In a food processor whizz up the tofu and icing sugar until smooth. In a bain marie melt the chocolate chips. Then mix the two together to form a wonderful chocolate mousse! Set this in the fridge to cool. You want both the brownie cake and the mousse to be cold before you can assemble the layers. I waited about half an hour, but you can check by placing your hands on top of the brownie to see if it is cool. In the mean time the third layer is just coconut cream which is my new favourite coconut ingredient. It is light but creamy and great in place of cream. It is the consistency of single cream but so much healthier! Top layer: Coconut cream. I use the Blue Dragon coconut cream.
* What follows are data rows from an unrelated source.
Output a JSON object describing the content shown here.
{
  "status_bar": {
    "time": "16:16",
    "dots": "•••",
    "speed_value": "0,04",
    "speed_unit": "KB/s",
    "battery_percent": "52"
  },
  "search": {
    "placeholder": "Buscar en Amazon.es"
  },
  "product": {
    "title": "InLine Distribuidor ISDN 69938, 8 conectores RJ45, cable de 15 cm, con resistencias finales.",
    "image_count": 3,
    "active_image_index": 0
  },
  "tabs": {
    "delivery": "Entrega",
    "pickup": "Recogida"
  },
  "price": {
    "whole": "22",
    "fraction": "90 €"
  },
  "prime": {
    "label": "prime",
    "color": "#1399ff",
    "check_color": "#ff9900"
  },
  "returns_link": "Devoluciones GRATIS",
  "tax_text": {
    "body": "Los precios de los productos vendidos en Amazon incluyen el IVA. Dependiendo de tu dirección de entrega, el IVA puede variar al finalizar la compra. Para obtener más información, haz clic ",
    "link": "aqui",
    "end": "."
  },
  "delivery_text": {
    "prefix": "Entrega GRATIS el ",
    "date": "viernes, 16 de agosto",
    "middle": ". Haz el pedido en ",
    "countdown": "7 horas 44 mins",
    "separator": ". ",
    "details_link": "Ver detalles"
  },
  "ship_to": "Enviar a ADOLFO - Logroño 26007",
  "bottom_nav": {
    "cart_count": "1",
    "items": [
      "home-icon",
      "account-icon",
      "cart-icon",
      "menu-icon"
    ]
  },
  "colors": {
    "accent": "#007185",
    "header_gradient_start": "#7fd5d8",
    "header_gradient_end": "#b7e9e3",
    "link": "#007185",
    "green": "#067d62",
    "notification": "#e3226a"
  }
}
And a whisk! Whisk the coconut cream gently for a minute or two and then place it in the fridge to firm up a little. Right now it’s just layering it up! While it is still in the tin/tray spread a layer of the chocolate mousse onto the completely cool brownie, then gently spoon on the coconut cream. Place back in the fridge for 15 mins or until needed. Use a pallet knife and gently run it round the edge of the cake to release it. Add seasonal berries to the top and serve!
Deerly Beloved Bakery is visiting all the way from Norwich to sell some delicious vegan food!